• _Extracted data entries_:
***

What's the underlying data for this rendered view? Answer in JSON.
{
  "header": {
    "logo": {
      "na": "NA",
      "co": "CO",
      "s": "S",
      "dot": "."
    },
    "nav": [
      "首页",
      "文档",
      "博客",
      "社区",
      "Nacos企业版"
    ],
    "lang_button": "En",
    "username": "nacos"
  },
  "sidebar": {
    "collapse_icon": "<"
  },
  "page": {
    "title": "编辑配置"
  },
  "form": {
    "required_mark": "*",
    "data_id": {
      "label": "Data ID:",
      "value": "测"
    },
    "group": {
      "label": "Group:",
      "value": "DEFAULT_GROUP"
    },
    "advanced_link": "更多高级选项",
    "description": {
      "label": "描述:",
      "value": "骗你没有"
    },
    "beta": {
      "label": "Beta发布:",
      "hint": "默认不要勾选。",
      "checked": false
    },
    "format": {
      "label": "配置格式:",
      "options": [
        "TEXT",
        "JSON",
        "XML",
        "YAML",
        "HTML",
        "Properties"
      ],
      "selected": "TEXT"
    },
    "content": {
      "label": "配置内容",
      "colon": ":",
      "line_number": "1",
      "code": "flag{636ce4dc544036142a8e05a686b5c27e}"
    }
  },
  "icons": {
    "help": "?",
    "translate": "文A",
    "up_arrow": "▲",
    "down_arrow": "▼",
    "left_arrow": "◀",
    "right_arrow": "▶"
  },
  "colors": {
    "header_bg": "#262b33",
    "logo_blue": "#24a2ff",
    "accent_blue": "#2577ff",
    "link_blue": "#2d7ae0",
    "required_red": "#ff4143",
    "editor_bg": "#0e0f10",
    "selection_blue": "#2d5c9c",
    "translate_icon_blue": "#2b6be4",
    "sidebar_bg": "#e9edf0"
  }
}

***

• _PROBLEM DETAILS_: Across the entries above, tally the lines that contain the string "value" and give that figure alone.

• _ANSWER SECTION_: 3